- Trees are essentially noiseless (unless you count the sound of the wind passing through them), they don’t bark, require oil changes, diaper changes, fluid top ups, cleaning or feeding. Watering, yes.

Imagine a machine that could deliver so many benefits. What would you pay for it?
For some reason we seem stuck on the practical benefits of the trees that we live with. How much money they save us, how much comfort they give us. But has anyone actually sat down to quantify the unquantifiable? The ‘cheer’ that trees give us as urban dwellers?
In a recent issue of Canadian Business magazine, author David Owens’ new book Green Metropolis was reviewed. In his book Mr. Owen kicks holes in many of the traditional feel-good urban eco-projects, except for one: planting trees.

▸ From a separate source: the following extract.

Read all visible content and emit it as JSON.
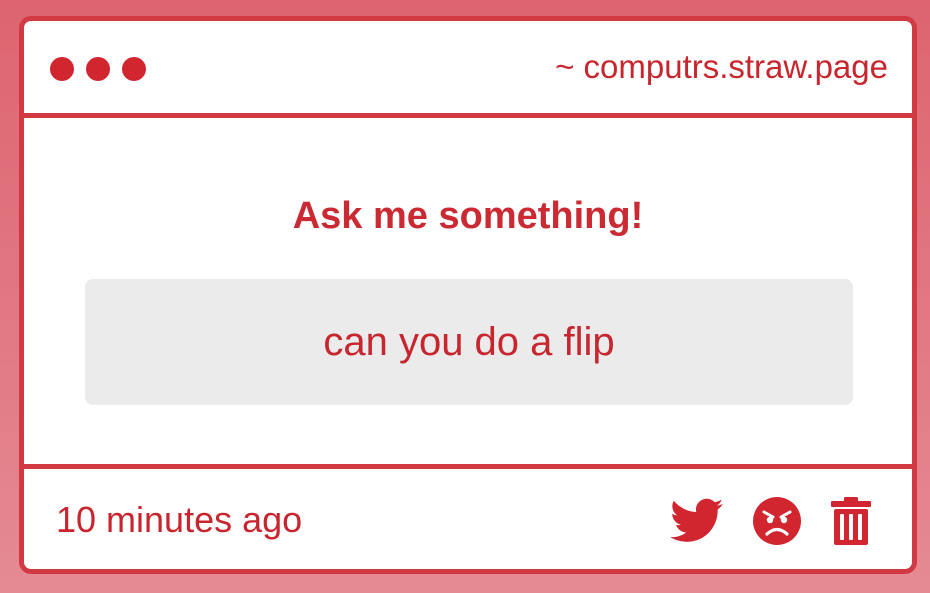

A quote from his book: “Planting trees along city streets, always a popular initiative, has high environmental utility, but not for the reasons that people usually assume: trees are ecologically important in dense urban areas not because they provide temporary repositories for atmospheric carbon — the usual argument for planting more of them — but because their presence along sidewalks makes city dwellers more cheerful about dwelling in cities. Unfortunately, much conventional environmental activism has the opposite effect, since it reinforces the view that urban life is artificial and depraved, and makes city residents feel guilty about living where and how they do.”

Now I don’t know David Owen and I have not read his book, but I think that it is great that he recognizes that trees are more than just natures clean air machines. They are just great to be in the company of.

Trees are fun.
We climb them, picnic under them, swing from them and cool our heels under them.